▶

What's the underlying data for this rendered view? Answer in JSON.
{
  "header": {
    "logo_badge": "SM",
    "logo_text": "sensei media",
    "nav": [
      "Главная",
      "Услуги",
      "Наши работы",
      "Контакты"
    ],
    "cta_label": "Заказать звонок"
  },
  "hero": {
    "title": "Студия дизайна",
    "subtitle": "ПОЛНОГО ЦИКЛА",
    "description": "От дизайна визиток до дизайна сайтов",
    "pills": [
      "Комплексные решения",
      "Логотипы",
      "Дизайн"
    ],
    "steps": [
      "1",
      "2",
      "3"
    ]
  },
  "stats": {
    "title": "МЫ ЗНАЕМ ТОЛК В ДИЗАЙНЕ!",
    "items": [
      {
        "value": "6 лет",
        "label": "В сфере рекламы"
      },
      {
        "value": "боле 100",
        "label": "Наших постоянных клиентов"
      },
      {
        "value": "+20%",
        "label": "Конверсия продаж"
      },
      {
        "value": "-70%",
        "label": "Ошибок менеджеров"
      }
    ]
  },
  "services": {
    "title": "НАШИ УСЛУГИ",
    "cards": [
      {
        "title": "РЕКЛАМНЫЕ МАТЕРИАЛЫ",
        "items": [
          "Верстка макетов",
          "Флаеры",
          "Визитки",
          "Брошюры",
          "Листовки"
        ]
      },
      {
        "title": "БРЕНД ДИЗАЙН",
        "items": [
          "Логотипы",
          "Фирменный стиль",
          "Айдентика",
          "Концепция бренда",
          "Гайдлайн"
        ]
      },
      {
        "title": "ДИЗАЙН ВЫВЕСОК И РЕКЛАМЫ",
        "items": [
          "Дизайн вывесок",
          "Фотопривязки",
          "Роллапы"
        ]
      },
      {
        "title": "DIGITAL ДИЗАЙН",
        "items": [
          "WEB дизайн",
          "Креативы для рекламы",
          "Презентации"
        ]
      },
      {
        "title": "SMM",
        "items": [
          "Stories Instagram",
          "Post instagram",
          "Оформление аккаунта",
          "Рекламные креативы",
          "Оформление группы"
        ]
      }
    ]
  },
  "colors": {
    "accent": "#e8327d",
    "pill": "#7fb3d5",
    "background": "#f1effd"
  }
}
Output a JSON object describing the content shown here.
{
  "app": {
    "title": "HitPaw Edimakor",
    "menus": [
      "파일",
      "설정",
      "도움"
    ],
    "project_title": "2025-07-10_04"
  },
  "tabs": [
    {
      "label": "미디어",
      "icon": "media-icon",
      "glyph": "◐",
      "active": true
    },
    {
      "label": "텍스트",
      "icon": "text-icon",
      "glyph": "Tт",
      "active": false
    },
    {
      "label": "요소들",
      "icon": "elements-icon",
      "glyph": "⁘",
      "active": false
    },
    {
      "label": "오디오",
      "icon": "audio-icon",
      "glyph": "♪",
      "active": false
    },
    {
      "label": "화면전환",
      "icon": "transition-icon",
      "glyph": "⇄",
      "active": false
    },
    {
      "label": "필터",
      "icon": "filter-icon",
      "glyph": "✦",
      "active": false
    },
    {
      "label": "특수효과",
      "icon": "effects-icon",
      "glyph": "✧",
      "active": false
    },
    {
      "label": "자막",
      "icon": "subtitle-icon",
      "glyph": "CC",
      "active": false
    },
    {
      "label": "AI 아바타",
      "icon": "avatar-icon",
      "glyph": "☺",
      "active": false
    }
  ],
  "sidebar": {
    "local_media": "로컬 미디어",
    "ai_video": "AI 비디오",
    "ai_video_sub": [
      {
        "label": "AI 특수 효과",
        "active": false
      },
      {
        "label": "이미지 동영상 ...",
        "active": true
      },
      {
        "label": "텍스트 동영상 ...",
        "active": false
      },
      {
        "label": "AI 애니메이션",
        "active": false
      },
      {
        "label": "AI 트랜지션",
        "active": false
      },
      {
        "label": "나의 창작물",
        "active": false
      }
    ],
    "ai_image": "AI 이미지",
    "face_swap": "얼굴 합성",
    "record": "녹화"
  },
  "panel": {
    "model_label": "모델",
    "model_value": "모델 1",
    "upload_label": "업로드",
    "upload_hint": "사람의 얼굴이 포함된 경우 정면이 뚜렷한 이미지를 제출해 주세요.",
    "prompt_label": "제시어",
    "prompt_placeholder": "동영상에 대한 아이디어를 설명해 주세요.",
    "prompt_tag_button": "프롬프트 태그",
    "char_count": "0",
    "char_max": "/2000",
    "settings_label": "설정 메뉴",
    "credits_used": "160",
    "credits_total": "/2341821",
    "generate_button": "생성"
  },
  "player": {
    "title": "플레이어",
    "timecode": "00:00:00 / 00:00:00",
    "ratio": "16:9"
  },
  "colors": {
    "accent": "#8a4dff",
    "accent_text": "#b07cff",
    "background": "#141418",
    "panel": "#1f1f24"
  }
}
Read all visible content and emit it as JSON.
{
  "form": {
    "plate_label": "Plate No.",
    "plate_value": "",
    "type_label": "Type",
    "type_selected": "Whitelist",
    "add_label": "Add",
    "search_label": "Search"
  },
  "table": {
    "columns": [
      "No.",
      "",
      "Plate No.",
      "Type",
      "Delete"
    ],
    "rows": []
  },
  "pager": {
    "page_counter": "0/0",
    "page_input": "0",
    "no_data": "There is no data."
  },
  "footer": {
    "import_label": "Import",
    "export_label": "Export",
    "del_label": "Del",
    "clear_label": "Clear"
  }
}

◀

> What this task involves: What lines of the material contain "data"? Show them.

> Task result:
What's the underlying data for this rendered view? Answer in JSON.
    "no_data": "There is no data."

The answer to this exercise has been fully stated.